But the angel told Joseph to name the baby. “Joseph, son of David, you name the child, you make sure you give this boy his name.” Who names the child means something. It is not just a matter of getting the name right. For Joseph to name a baby he did not father means Joseph is adopting that child as his own.
Only in that way does Jesus get into the genealogy. If Joseph had gotten married to Mary, but refused to be the one who named the child, Jesus could not be the Christ. Because the Christ had to be in David’s line, and David’s line did not physically father Jesus, but Joseph obeyed the angel and took the baby boy as his own son, by naming him, and in this way Jesus can be Christ.
Call him Jesus, call him “Joshua” actually, which means to save. Call the little guy “Joshua,” because he will save his people from their sins. This is the first line in the NT about being saved from sins, and I think this is the most important line in the Bible about salvation from sins.
Jesus saves his people from their sins. That is the one thing above all the others that we need to know about salvation. At the very center, we are saved by a person. Not saved by faith, or grace, or by the events of death and resurrection. Those are HOW he did it. But at the center, to save us God gave us a person, a champion, a hero. Jesus saves his people from their sins.
What is our part in this? Be one of his people. Let’s be followers of Christ, let’s belong to him, let’s trust him and obey him, let’s be one of his people. Jesus saves his people from their sins.
22 All this took place to fulfill what the Lord had said through the prophet: 23 “The virgin will conceive and give birth to a son, and they will call him Immanuel” (which means “God with us”). The sign of the child Immanuel, in Isaiah 7, was not just a sign of God’s presence, it was a sign of God’s protection, his care and help.
God was with them, 14 generations of troubled exiles in Babylon, to protect them and help them. God had not forgotten his old promises to protect and help and take care, God had not forgotten his promise of a Messiah. And after what seemed like forever, God sent the Messiah.
Waiting ends, my brothers and sisters, it does end. The same God will send the same Messiah.
V24 When Joseph woke up, he did what the angel of the Lord had commanded him and took Mary home as his wife. 25 But he did not consummate their marriage until she gave birth to a son. And he gave him the name Jesus.
It sounds like when Joseph woke up, he expedited that wedding. She was already pregnant, and he made the wedding happen as soon as he could.
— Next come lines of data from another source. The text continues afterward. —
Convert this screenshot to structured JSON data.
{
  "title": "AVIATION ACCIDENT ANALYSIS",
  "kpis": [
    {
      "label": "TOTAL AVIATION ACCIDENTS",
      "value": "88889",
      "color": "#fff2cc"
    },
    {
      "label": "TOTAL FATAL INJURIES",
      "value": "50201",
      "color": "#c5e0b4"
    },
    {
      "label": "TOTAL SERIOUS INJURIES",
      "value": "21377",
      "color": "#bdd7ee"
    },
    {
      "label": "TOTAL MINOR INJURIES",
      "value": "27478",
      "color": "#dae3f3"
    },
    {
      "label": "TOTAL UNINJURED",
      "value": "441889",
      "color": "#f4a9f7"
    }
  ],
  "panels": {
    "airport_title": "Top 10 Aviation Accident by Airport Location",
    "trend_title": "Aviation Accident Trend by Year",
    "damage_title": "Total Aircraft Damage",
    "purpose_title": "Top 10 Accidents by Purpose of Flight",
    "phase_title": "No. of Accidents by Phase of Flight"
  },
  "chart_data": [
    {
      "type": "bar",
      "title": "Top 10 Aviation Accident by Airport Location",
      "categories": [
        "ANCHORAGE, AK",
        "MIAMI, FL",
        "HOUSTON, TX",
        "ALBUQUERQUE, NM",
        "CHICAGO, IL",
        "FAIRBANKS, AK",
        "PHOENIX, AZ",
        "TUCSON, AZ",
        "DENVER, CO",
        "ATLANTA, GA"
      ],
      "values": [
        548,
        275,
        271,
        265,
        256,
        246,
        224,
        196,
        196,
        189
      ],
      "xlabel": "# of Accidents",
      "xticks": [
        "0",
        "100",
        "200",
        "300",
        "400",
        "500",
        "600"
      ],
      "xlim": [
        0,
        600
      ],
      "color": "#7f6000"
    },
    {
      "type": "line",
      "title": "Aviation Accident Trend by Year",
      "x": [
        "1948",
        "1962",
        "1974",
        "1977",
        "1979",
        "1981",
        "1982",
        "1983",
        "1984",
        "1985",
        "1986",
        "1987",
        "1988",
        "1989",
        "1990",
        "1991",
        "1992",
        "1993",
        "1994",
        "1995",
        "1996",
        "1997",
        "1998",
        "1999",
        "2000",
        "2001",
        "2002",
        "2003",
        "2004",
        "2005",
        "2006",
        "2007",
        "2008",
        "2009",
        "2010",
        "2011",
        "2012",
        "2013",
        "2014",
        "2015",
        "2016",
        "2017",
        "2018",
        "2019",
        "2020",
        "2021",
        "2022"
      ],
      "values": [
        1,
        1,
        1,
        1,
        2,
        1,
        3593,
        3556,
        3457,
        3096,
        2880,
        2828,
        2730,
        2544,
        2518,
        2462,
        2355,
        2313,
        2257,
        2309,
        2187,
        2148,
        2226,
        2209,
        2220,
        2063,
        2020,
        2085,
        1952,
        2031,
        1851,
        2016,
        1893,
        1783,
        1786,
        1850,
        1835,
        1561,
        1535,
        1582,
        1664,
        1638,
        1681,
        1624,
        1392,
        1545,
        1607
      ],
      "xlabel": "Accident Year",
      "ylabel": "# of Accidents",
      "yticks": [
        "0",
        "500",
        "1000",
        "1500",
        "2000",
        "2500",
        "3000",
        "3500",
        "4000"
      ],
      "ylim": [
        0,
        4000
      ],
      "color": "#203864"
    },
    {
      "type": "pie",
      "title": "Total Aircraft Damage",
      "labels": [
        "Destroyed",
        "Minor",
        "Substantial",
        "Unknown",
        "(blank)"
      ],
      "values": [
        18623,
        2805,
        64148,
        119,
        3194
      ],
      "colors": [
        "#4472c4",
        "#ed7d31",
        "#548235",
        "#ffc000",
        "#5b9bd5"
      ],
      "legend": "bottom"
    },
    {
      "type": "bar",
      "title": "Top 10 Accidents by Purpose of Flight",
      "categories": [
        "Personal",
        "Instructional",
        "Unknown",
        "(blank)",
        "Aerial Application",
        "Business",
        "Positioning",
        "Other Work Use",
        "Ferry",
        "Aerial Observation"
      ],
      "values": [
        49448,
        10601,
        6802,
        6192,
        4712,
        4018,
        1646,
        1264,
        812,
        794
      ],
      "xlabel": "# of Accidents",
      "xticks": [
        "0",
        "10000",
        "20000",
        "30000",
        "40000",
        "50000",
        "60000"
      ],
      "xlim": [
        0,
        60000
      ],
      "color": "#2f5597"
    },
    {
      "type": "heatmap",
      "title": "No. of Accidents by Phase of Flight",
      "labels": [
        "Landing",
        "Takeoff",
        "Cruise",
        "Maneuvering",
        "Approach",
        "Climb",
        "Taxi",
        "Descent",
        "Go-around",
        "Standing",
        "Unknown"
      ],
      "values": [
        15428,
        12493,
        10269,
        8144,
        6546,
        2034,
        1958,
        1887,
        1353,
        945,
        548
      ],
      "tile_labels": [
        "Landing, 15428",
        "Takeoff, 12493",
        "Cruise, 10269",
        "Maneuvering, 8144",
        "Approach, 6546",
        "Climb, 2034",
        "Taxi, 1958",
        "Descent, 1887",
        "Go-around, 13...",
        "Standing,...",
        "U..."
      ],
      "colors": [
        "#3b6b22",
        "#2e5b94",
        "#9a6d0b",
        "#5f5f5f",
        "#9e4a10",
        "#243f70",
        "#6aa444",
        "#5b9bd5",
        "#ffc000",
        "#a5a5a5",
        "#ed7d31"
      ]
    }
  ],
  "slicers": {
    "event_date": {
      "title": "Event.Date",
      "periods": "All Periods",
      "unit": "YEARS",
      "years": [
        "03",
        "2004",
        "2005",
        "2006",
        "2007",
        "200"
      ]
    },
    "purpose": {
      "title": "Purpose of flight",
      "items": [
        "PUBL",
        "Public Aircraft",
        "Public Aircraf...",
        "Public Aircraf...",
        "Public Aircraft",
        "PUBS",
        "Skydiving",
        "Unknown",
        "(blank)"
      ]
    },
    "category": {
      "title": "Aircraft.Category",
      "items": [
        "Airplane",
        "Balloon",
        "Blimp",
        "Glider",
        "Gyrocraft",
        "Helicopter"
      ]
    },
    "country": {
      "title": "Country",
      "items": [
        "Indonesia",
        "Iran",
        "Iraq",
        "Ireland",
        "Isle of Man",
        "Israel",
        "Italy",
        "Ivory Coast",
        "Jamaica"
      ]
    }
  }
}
But there was no sexual intimacy before she gave birth.
Last line of the story: Joseph gave him the name Jesus. The first line of Matthew 1 – This is the genealogy of Jesus the Messiah, the son of David, the son of Abraham.
Genetically, Jesus was not related to David at all. Joseph descended from David, but Joseph did not father the child? And yet it is essential that Jesus be in David’s line. How does that work? Joseph named the child, he legally took the child as his own, he adopted Jesus into his family.
Joseph does not say a word in this story. He thinks, he listens, he acts, and thus Jesus it the Messiah, the son of David, the son of Abraham.
They waited a long time for the Christ to be born. A long time, mostly not an easy time. God kept his promise, and sent the Christ. And now we are those who turned from idols to serve the living God, and to wait for his Son, Jesus who saves us from the coming wrath. We serve God, and we wait for his Son Jesus, and it will end, because God keeps old promises.
Footnote: Promise, Failure, Waiting, Last Exodus. Matthew 1 leaves God’s people in exile in Babylon until the Christ is born. If we take it from there, the Christ will lead God’s people out of Babylon. We are now (in a sense) on the last exodus, the last trip out of foreign oppression. We have another Joshua, going into another promised land, another Passover lamb, and another Passover meal. Revelation thinks about Babylon like this, too.